• _Task brief_:
When you retype the data, keep every word exactly and include none of the pictures.

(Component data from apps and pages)
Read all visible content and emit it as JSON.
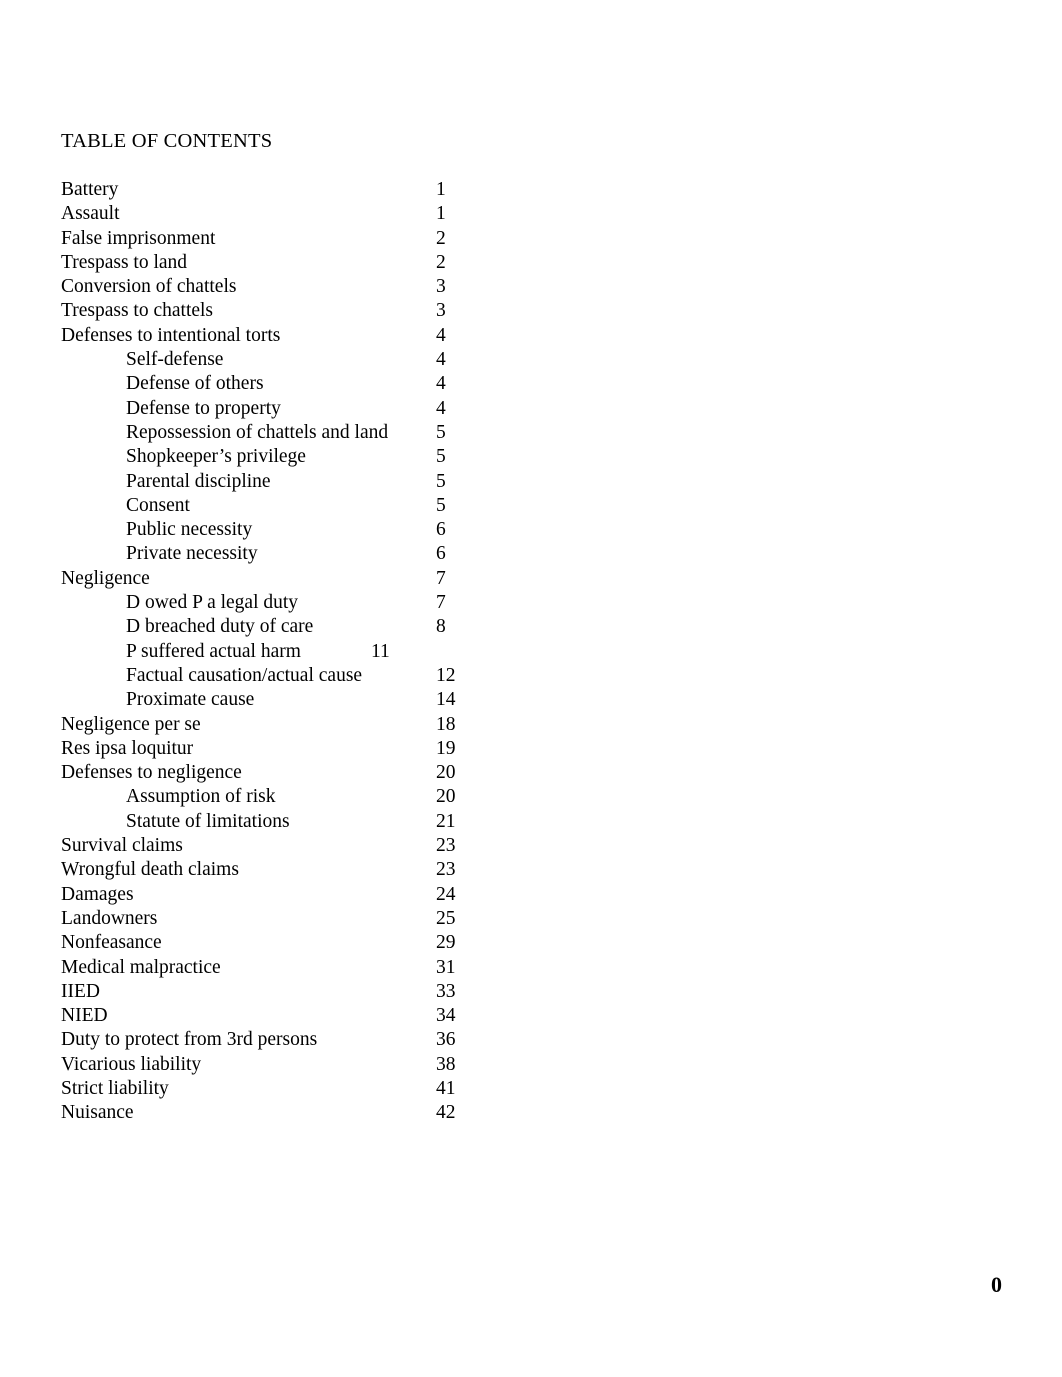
{
  "document": {
    "heading": "TABLE OF CONTENTS",
    "footer_page_number": "0"
  },
  "toc": {
    "entries": [
      {
        "label": "Battery",
        "page": "1",
        "level": 0,
        "num_style": "col-a"
      },
      {
        "label": "Assault",
        "page": "1",
        "level": 0,
        "num_style": "col-a"
      },
      {
        "label": "False imprisonment",
        "page": "2",
        "level": 0,
        "num_style": "col-a"
      },
      {
        "label": "Trespass to land",
        "page": "2",
        "level": 0,
        "num_style": "col-a"
      },
      {
        "label": "Conversion of chattels",
        "page": "3",
        "level": 0,
        "num_style": "col-a"
      },
      {
        "label": "Trespass to chattels",
        "page": "3",
        "level": 0,
        "num_style": "col-a"
      },
      {
        "label": "Defenses to intentional torts",
        "page": "4",
        "level": 0,
        "num_style": "col-a"
      },
      {
        "label": "Self-defense",
        "page": "4",
        "level": 1,
        "num_style": "col-a"
      },
      {
        "label": "Defense of others",
        "page": "4",
        "level": 1,
        "num_style": "col-a"
      },
      {
        "label": "Defense to property",
        "page": "4",
        "level": 1,
        "num_style": "col-a"
      },
      {
        "label": "Repossession of chattels and land",
        "page": "5",
        "level": 1,
        "num_style": "col-a"
      },
      {
        "label": "Shopkeeper’s privilege",
        "page": "5",
        "level": 1,
        "num_style": "col-a"
      },
      {
        "label": "Parental discipline",
        "page": "5",
        "level": 1,
        "num_style": "col-a"
      },
      {
        "label": "Consent",
        "page": "5",
        "level": 1,
        "num_style": "col-a"
      },
      {
        "label": "Public necessity",
        "page": "6",
        "level": 1,
        "num_style": "col-a"
      },
      {
        "label": "Private necessity",
        "page": "6",
        "level": 1,
        "num_style": "col-a"
      },
      {
        "label": "Negligence",
        "page": "7",
        "level": 0,
        "num_style": "col-a"
      },
      {
        "label": "D owed P a legal duty",
        "page": "7",
        "level": 1,
        "num_style": "col-a"
      },
      {
        "label": "D breached duty of care",
        "page": "8",
        "level": 1,
        "num_style": "col-a"
      },
      {
        "label": "P suffered actual harm",
        "page": "11",
        "level": 1,
        "num_style": "inline"
      },
      {
        "label": "Factual causation/actual cause",
        "page": "12",
        "level": 1,
        "num_style": "col-b"
      },
      {
        "label": "Proximate cause",
        "page": "14",
        "level": 1,
        "num_style": "col-b"
      },
      {
        "label": "Negligence per se",
        "page": "18",
        "level": 0,
        "num_style": "col-b"
      },
      {
        "label": "Res ipsa loquitur",
        "page": "19",
        "level": 0,
        "num_style": "col-b"
      },
      {
        "label": "Defenses to negligence",
        "page": "20",
        "level": 0,
        "num_style": "col-b"
      },
      {
        "label": "Assumption of risk",
        "page": "20",
        "level": 1,
        "num_style": "col-b"
      },
      {
        "label": "Statute of limitations",
        "page": "21",
        "level": 1,
        "num_style": "col-b"
      },
      {
        "label": "Survival claims",
        "page": "23",
        "level": 0,
        "num_style": "col-b"
      },
      {
        "label": "Wrongful death claims",
        "page": "23",
        "level": 0,
        "num_style": "col-b"
      },
      {
        "label": "Damages",
        "page": "24",
        "level": 0,
        "num_style": "col-b"
      },
      {
        "label": "Landowners",
        "page": "25",
        "level": 0,
        "num_style": "col-b"
      },
      {
        "label": "Nonfeasance",
        "page": "29",
        "level": 0,
        "num_style": "col-b"
      },
      {
        "label": "Medical malpractice",
        "page": "31",
        "level": 0,
        "num_style": "col-b"
      },
      {
        "label": "IIED",
        "page": "33",
        "level": 0,
        "num_style": "col-b"
      },
      {
        "label": "NIED",
        "page": "34",
        "level": 0,
        "num_style": "col-b"
      },
      {
        "label": "Duty to protect from 3rd persons",
        "page": "36",
        "level": 0,
        "num_style": "col-b"
      },
      {
        "label": "Vicarious liability",
        "page": "38",
        "level": 0,
        "num_style": "col-b"
      },
      {
        "label": "Strict liability",
        "page": "41",
        "level": 0,
        "num_style": "col-b"
      },
      {
        "label": "Nuisance",
        "page": "42",
        "level": 0,
        "num_style": "col-b"
      }
    ]
  }
}
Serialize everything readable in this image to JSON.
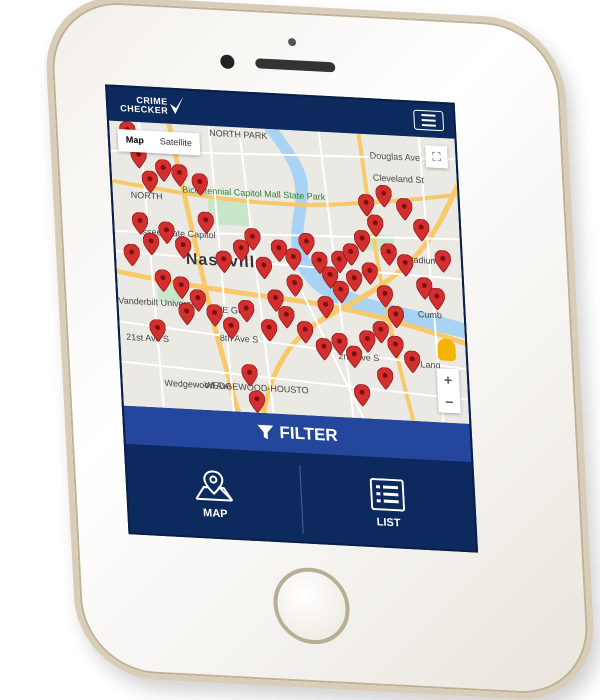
{
  "app": {
    "logo_line1": "CRIME",
    "logo_line2": "CHECKER"
  },
  "map": {
    "type_options": [
      "Map",
      "Satellite"
    ],
    "selected_type": "Map",
    "labels": {
      "north_park": "NORTH PARK",
      "north": "NORTH",
      "nashville": "Nashville",
      "bicentennial": "Bicentennial Capitol Mall State Park",
      "state_capitol": "ssee State Capitol",
      "vanderbilt": "Vanderbilt University",
      "the_gulch": "THE GU",
      "wedgewood": "WEDGEWOOD-HOUSTO",
      "stadium": "Stadium",
      "douglas_ave": "Douglas Ave",
      "cleveland_st": "Cleveland St",
      "second_ave": "2nd Ave S",
      "twentyfirst_ave": "21st Ave S",
      "eighth_ave": "8th Ave S",
      "wedgewood_ave": "Wedgewood Ave",
      "cumb": "Cumb",
      "lang": "Lang"
    },
    "zoom_in": "+",
    "zoom_out": "−"
  },
  "filter": {
    "label": "FILTER"
  },
  "nav": {
    "map_label": "MAP",
    "list_label": "LIST"
  },
  "colors": {
    "header_bg": "#0d2a5e",
    "filter_bg": "#24469c",
    "pin_red": "#d32f2f"
  }
}
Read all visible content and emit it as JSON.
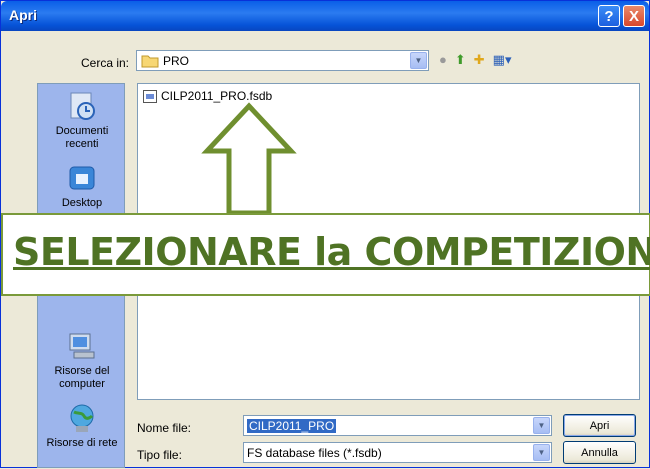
{
  "window": {
    "title": "Apri"
  },
  "title_buttons": {
    "help": "?",
    "close": "X"
  },
  "look_in": {
    "label": "Cerca in:",
    "value": "PRO"
  },
  "places": [
    {
      "label": "Documenti recenti",
      "icon": "recent-documents-icon"
    },
    {
      "label": "Desktop",
      "icon": "desktop-icon"
    },
    {
      "label": "Risorse del computer",
      "icon": "my-computer-icon"
    },
    {
      "label": "Risorse di rete",
      "icon": "network-icon"
    }
  ],
  "files": [
    {
      "name": "CILP2011_PRO.fsdb"
    }
  ],
  "file_name": {
    "label": "Nome file:",
    "value": "CILP2011_PRO"
  },
  "file_type": {
    "label": "Tipo file:",
    "value": "FS database files (*.fsdb)"
  },
  "buttons": {
    "open": "Apri",
    "cancel": "Annulla"
  },
  "annotation": {
    "text": "SELEZIONARE la COMPETIZIONE",
    "color": "#4f7324"
  }
}
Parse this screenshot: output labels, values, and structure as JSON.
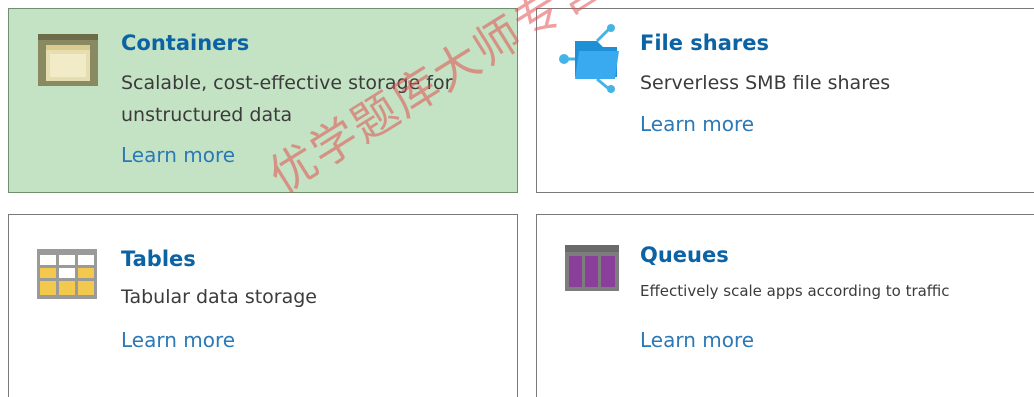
{
  "cards": [
    {
      "title": "Containers",
      "description": "Scalable, cost-effective storage for unstructured data",
      "link": "Learn more",
      "icon": "containers-icon",
      "selected": true
    },
    {
      "title": "File shares",
      "description": "Serverless SMB file shares",
      "link": "Learn more",
      "icon": "file-shares-icon",
      "selected": false
    },
    {
      "title": "Tables",
      "description": "Tabular data storage",
      "link": "Learn more",
      "icon": "tables-icon",
      "selected": false
    },
    {
      "title": "Queues",
      "description": "Effectively scale apps according to traffic",
      "link": "Learn more",
      "icon": "queues-icon",
      "selected": false
    }
  ],
  "watermark": "优学题库大师专营",
  "colors": {
    "selected_background": "#c4e3c4",
    "title": "#0c63a4",
    "link": "#2c79b8",
    "watermark": "#e05050"
  }
}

• _Output below_:
Read all visible content and emit it as JSON.
{
  "document": {
    "heading": "TABLE OF CONTENTS",
    "footer_page_number": "0"
  },
  "toc": {
    "entries": [
      {
        "label": "Battery",
        "page": "1",
        "level": 0,
        "num_style": "col-a"
      },
      {
        "label": "Assault",
        "page": "1",
        "level": 0,
        "num_style": "col-a"
      },
      {
        "label": "False imprisonment",
        "page": "2",
        "level": 0,
        "num_style": "col-a"
      },
      {
        "label": "Trespass to land",
        "page": "2",
        "level": 0,
        "num_style": "col-a"
      },
      {
        "label": "Conversion of chattels",
        "page": "3",
        "level": 0,
        "num_style": "col-a"
      },
      {
        "label": "Trespass to chattels",
        "page": "3",
        "level": 0,
        "num_style": "col-a"
      },
      {
        "label": "Defenses to intentional torts",
        "page": "4",
        "level": 0,
        "num_style": "col-a"
      },
      {
        "label": "Self-defense",
        "page": "4",
        "level": 1,
        "num_style": "col-a"
      },
      {
        "label": "Defense of others",
        "page": "4",
        "level": 1,
        "num_style": "col-a"
      },
      {
        "label": "Defense to property",
        "page": "4",
        "level": 1,
        "num_style": "col-a"
      },
      {
        "label": "Repossession of chattels and land",
        "page": "5",
        "level": 1,
        "num_style": "col-a"
      },
      {
        "label": "Shopkeeper’s privilege",
        "page": "5",
        "level": 1,
        "num_style": "col-a"
      },
      {
        "label": "Parental discipline",
        "page": "5",
        "level": 1,
        "num_style": "col-a"
      },
      {
        "label": "Consent",
        "page": "5",
        "level": 1,
        "num_style": "col-a"
      },
      {
        "label": "Public necessity",
        "page": "6",
        "level": 1,
        "num_style": "col-a"
      },
      {
        "label": "Private necessity",
        "page": "6",
        "level": 1,
        "num_style": "col-a"
      },
      {
        "label": "Negligence",
        "page": "7",
        "level": 0,
        "num_style": "col-a"
      },
      {
        "label": "D owed P a legal duty",
        "page": "7",
        "level": 1,
        "num_style": "col-a"
      },
      {
        "label": "D breached duty of care",
        "page": "8",
        "level": 1,
        "num_style": "col-a"
      },
      {
        "label": "P suffered actual harm",
        "page": "11",
        "level": 1,
        "num_style": "inline"
      },
      {
        "label": "Factual causation/actual cause",
        "page": "12",
        "level": 1,
        "num_style": "col-b"
      },
      {
        "label": "Proximate cause",
        "page": "14",
        "level": 1,
        "num_style": "col-b"
      },
      {
        "label": "Negligence per se",
        "page": "18",
        "level": 0,
        "num_style": "col-b"
      },
      {
        "label": "Res ipsa loquitur",
        "page": "19",
        "level": 0,
        "num_style": "col-b"
      },
      {
        "label": "Defenses to negligence",
        "page": "20",
        "level": 0,
        "num_style": "col-b"
      },
      {
        "label": "Assumption of risk",
        "page": "20",
        "level": 1,
        "num_style": "col-b"
      },
      {
        "label": "Statute of limitations",
        "page": "21",
        "level": 1,
        "num_style": "col-b"
      },
      {
        "label": "Survival claims",
        "page": "23",
        "level": 0,
        "num_style": "col-b"
      },
      {
        "label": "Wrongful death claims",
        "page": "23",
        "level": 0,
        "num_style": "col-b"
      },
      {
        "label": "Damages",
        "page": "24",
        "level": 0,
        "num_style": "col-b"
      },
      {
        "label": "Landowners",
        "page": "25",
        "level": 0,
        "num_style": "col-b"
      },
      {
        "label": "Nonfeasance",
        "page": "29",
        "level": 0,
        "num_style": "col-b"
      },
      {
        "label": "Medical malpractice",
        "page": "31",
        "level": 0,
        "num_style": "col-b"
      },
      {
        "label": "IIED",
        "page": "33",
        "level": 0,
        "num_style": "col-b"
      },
      {
        "label": "NIED",
        "page": "34",
        "level": 0,
        "num_style": "col-b"
      },
      {
        "label": "Duty to protect from 3rd persons",
        "page": "36",
        "level": 0,
        "num_style": "col-b"
      },
      {
        "label": "Vicarious liability",
        "page": "38",
        "level": 0,
        "num_style": "col-b"
      },
      {
        "label": "Strict liability",
        "page": "41",
        "level": 0,
        "num_style": "col-b"
      },
      {
        "label": "Nuisance",
        "page": "42",
        "level": 0,
        "num_style": "col-b"
      }
    ]
  }
}
Serialize everything readable in this image to JSON.
{
  "app": {
    "logo_line1": "CRIME",
    "logo_line2": "CHECKER"
  },
  "map": {
    "type_options": [
      "Map",
      "Satellite"
    ],
    "selected_type": "Map",
    "labels": {
      "north_park": "NORTH PARK",
      "north": "NORTH",
      "nashville": "Nashville",
      "bicentennial": "Bicentennial Capitol Mall State Park",
      "state_capitol": "ssee State Capitol",
      "vanderbilt": "Vanderbilt University",
      "the_gulch": "THE GU",
      "wedgewood": "WEDGEWOOD-HOUSTO",
      "stadium": "Stadium",
      "douglas_ave": "Douglas Ave",
      "cleveland_st": "Cleveland St",
      "second_ave": "2nd Ave S",
      "twentyfirst_ave": "21st Ave S",
      "eighth_ave": "8th Ave S",
      "wedgewood_ave": "Wedgewood Ave",
      "cumb": "Cumb",
      "lang": "Lang"
    },
    "zoom_in": "+",
    "zoom_out": "−"
  },
  "filter": {
    "label": "FILTER"
  },
  "nav": {
    "map_label": "MAP",
    "list_label": "LIST"
  },
  "colors": {
    "header_bg": "#0d2a5e",
    "filter_bg": "#24469c",
    "pin_red": "#d32f2f"
  }
}
Read all visible content and emit it as JSON.
{
  "window": {
    "title": "Apri"
  },
  "title_buttons": {
    "help": "?",
    "close": "X"
  },
  "look_in": {
    "label": "Cerca in:",
    "value": "PRO"
  },
  "places": [
    {
      "label": "Documenti recenti",
      "icon": "recent-documents-icon"
    },
    {
      "label": "Desktop",
      "icon": "desktop-icon"
    },
    {
      "label": "Risorse del computer",
      "icon": "my-computer-icon"
    },
    {
      "label": "Risorse di rete",
      "icon": "network-icon"
    }
  ],
  "files": [
    {
      "name": "CILP2011_PRO.fsdb"
    }
  ],
  "file_name": {
    "label": "Nome file:",
    "value": "CILP2011_PRO"
  },
  "file_type": {
    "label": "Tipo file:",
    "value": "FS database files (*.fsdb)"
  },
  "buttons": {
    "open": "Apri",
    "cancel": "Annulla"
  },
  "annotation": {
    "text": "SELEZIONARE la COMPETIZIONE",
    "color": "#4f7324"
  }
}
Parse this screenshot: output labels, values, and structure as JSON.
{
  "cards": [
    {
      "title": "Containers",
      "description": "Scalable, cost-effective storage for unstructured data",
      "link": "Learn more",
      "icon": "containers-icon",
      "selected": true
    },
    {
      "title": "File shares",
      "description": "Serverless SMB file shares",
      "link": "Learn more",
      "icon": "file-shares-icon",
      "selected": false
    },
    {
      "title": "Tables",
      "description": "Tabular data storage",
      "link": "Learn more",
      "icon": "tables-icon",
      "selected": false
    },
    {
      "title": "Queues",
      "description": "Effectively scale apps according to traffic",
      "link": "Learn more",
      "icon": "queues-icon",
      "selected": false
    }
  ],
  "watermark": "优学题库大师专营",
  "colors": {
    "selected_background": "#c4e3c4",
    "title": "#0c63a4",
    "link": "#2c79b8",
    "watermark": "#e05050"
  }
}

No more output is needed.